WHAT YOU WILL DO: From the entries that follow, copy each line in which "shield" appears.

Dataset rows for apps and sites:
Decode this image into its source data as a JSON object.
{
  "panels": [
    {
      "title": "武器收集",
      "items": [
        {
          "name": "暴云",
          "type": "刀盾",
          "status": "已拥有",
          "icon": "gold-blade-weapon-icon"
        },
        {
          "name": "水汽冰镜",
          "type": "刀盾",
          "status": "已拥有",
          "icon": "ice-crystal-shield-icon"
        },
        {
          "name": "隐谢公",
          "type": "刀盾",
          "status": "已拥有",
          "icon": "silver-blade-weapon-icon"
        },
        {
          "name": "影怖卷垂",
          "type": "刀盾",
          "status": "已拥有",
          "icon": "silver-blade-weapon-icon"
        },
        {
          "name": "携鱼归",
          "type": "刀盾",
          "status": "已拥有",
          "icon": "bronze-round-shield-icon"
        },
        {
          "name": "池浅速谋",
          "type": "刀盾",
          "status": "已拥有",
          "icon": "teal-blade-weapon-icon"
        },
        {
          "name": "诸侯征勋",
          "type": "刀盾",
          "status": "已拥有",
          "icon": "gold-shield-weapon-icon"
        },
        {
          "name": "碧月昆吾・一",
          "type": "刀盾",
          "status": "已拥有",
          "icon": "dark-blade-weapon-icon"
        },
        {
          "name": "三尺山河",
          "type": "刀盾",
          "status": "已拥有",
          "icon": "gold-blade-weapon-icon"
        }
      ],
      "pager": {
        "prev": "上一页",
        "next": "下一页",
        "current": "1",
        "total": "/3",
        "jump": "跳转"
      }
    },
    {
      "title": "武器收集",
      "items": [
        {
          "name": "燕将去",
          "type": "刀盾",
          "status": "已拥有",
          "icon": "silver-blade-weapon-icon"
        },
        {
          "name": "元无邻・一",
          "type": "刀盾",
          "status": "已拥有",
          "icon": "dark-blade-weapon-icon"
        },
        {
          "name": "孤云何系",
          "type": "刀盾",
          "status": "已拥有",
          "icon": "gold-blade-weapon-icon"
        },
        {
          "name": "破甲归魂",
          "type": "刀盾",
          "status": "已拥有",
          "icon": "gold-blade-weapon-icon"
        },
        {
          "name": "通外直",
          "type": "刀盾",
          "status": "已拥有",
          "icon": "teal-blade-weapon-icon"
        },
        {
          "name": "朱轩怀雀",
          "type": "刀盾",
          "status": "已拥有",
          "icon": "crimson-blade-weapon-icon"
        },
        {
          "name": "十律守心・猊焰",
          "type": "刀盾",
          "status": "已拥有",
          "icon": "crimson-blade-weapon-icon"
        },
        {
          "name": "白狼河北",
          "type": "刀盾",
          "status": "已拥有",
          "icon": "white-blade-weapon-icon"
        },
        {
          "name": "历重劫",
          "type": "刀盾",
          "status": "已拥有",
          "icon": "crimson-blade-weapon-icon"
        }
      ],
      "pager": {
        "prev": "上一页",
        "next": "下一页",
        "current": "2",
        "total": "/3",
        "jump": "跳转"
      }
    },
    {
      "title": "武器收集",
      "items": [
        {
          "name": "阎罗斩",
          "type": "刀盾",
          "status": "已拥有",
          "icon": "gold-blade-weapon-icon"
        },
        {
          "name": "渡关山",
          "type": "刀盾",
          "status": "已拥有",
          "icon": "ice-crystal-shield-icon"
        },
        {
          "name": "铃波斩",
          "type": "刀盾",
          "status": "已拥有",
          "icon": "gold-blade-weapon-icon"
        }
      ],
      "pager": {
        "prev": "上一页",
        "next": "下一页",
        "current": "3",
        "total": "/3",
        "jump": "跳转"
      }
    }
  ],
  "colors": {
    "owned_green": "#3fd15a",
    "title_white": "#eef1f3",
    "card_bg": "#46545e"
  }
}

RESULT:
          "icon": "ice-crystal-shield-icon"
          "icon": "bronze-round-shield-icon"
          "icon": "gold-shield-weapon-icon"
          "icon": "ice-crystal-shield-icon"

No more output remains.